LeBleu’s father, Jerry LeBleu Sr., died the same day as the Panthers left for the regional tournament. The team then delayed leaving for the state tournament, so the wrestlers could attend the funeral for Jerry LeBleu Sr.
“He went through it three years ago,” the Rangely coach said of Witherell. “So he deserved it.”
LeBleu has been on an emotional roller-coaster since the death of his father.
“There were a couple of days where it was kinda hard,” LeBleu said Sunday as the team was traveling back from the state tournament. “But after we got to wrestle (at state), my mind was off of it. This week will probably be the hard week, getting back to Rangely and not having to go to practice. I’m gonna go out there (to the cemetery) and spend some time with him.”
Witherell knows what his coach has been going through.
“It was hard for him and hard for me as well, because I know how he felt,” Witherell said. “I knew what was going through his head.”

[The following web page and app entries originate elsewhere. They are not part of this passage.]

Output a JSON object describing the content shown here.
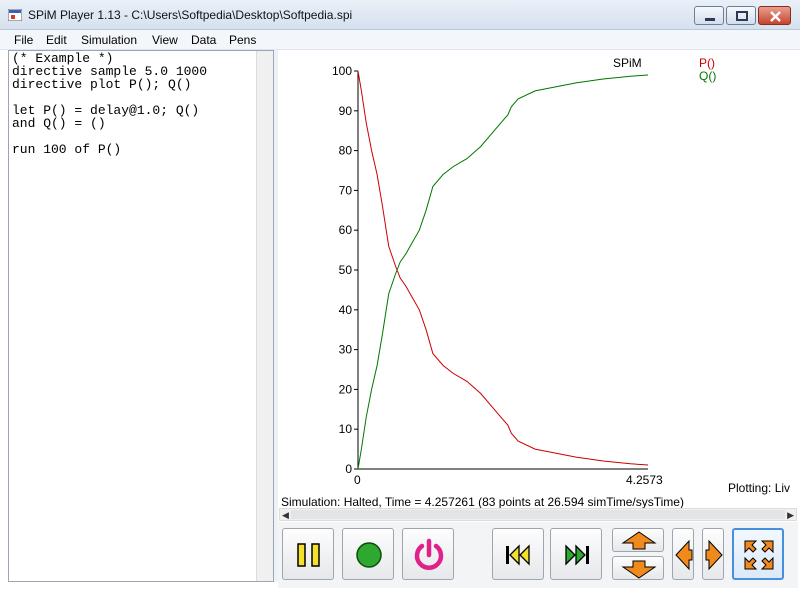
{
  "window": {
    "title": "SPiM Player 1.13 - C:\\Users\\Softpedia\\Desktop\\Softpedia.spi"
  },
  "menu": [
    "File",
    "Edit",
    "Simulation",
    "View",
    "Data",
    "Pens"
  ],
  "editor": {
    "lines": [
      "(* Example *)",
      "directive sample 5.0 1000",
      "directive plot P(); Q()",
      "",
      "let P() = delay@1.0; Q()",
      "and Q() = ()",
      "",
      "run 100 of P()"
    ]
  },
  "status": {
    "simulation": "Simulation: Halted, Time = 4.257261 (83 points at 26.594 simTime/sysTime)",
    "plotting": "Plotting: Liv"
  },
  "colors": {
    "P": "#cc0000",
    "Q": "#007700",
    "accent": "#4a8ee0"
  },
  "toolbar": {
    "buttons": [
      {
        "name": "pause",
        "icon": "pause-icon"
      },
      {
        "name": "record",
        "icon": "record-icon"
      },
      {
        "name": "power",
        "icon": "power-icon"
      },
      {
        "name": "rewind",
        "icon": "fast-rewind-icon"
      },
      {
        "name": "forward",
        "icon": "fast-forward-icon"
      },
      {
        "name": "zoom-up",
        "icon": "arrow-up-icon"
      },
      {
        "name": "zoom-down",
        "icon": "arrow-down-icon"
      },
      {
        "name": "scroll-left",
        "icon": "arrow-left-icon"
      },
      {
        "name": "scroll-right",
        "icon": "arrow-right-icon"
      },
      {
        "name": "fit",
        "icon": "expand-icon"
      }
    ]
  },
  "chart_data": {
    "type": "line",
    "title": "SPiM",
    "xlim": [
      0,
      4.2573
    ],
    "ylim": [
      0,
      100
    ],
    "x_ticks": [
      "0",
      "4.2573"
    ],
    "y_ticks": [
      0,
      10,
      20,
      30,
      40,
      50,
      60,
      70,
      80,
      90,
      100
    ],
    "legend": [
      "P()",
      "Q()"
    ],
    "legend_position": "top-right",
    "grid": false,
    "series": [
      {
        "name": "P()",
        "color": "#cc0000",
        "x": [
          0,
          0.05,
          0.12,
          0.2,
          0.28,
          0.36,
          0.45,
          0.55,
          0.62,
          0.7,
          0.8,
          0.9,
          1.0,
          1.1,
          1.25,
          1.4,
          1.6,
          1.8,
          2.0,
          2.1,
          2.2,
          2.25,
          2.35,
          2.6,
          2.9,
          3.2,
          3.6,
          4.0,
          4.2573
        ],
        "y": [
          100,
          95,
          87,
          80,
          74,
          66,
          56,
          51,
          48,
          46,
          43,
          40,
          35,
          29,
          26,
          24,
          22,
          19,
          15,
          13,
          11,
          9,
          7,
          5,
          4,
          3,
          2,
          1.3,
          1
        ]
      },
      {
        "name": "Q()",
        "color": "#007700",
        "x": [
          0,
          0.05,
          0.12,
          0.2,
          0.28,
          0.36,
          0.45,
          0.55,
          0.62,
          0.7,
          0.8,
          0.9,
          1.0,
          1.1,
          1.25,
          1.4,
          1.6,
          1.8,
          2.0,
          2.1,
          2.2,
          2.25,
          2.35,
          2.6,
          2.9,
          3.2,
          3.6,
          4.0,
          4.2573
        ],
        "y": [
          0,
          5,
          13,
          20,
          26,
          34,
          44,
          49,
          52,
          54,
          57,
          60,
          65,
          71,
          74,
          76,
          78,
          81,
          85,
          87,
          89,
          91,
          93,
          95,
          96,
          97,
          98,
          98.7,
          99
        ]
      }
    ]
  }
}
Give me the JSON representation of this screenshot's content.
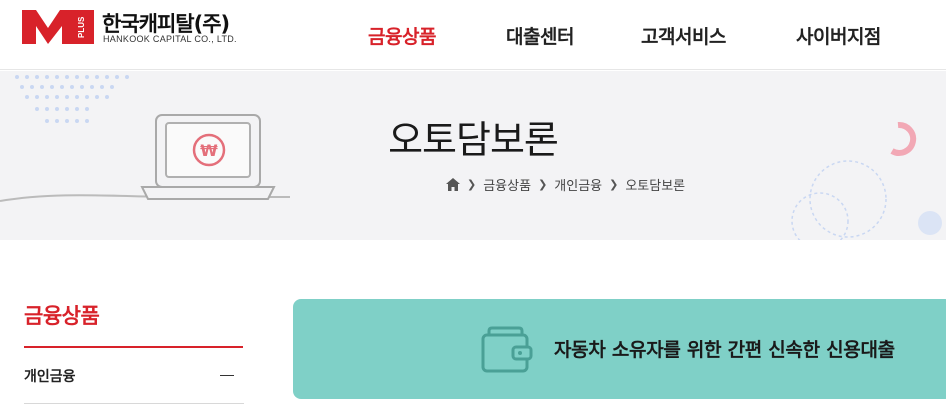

Witherell comes from a long line of wrestlers. His grandfather, father and brother were wrestlers. His brother Jacob, who also wrestled for Rangely, was on hand to watch his younger brother compete at state.
“That was really nice,” Travis Witherell said.
At the same time, Witherell’s mind was on the person who was not there to watch him win a state title — his father.
“It was hard, him not being there,” Witherell said. “I wish he could have been there. Usually, before every match, I say a little prayer for him.”
Winning a state championship was made even more emotional for Witherell, given the circumstances with his coach and his own sense of loss. But he got to share it with his mom, his brother and his coach.
“We were all down there. We just group-hugged and cried,” Witherell said.
His mom, Sue Striegel, did her part to support her son, wearing his trademark black socks with green polka dots.
“That was kind of a thing to cheer him on,” Witherell’s mom said. “He didn’t even know I had ’em on until I went down there (after the final match). He had stopped wearing them, because it got too popular and everyone was wearing them, so it wasn’t his thing anymore. I felt it was my job to bring them out of retirement.”
But Striegel was quick to point out, it wasn’t the socks that resulted in her son’s victory, it was his ability and desire.
“I would like to say (the socks) were good luck, but it was all Travis,” Striegel said. “He had the will and the drive and he got what he wanted. It was a very emotional weekend for all of us.
“We are so proud of Travis,” his mother said. “You know, it’s unexplainable (the feeling). It’s something he always dreamed of, and I knew in my heart it would happen someday. This year, he knew it was his last chance, and he pulled it off.”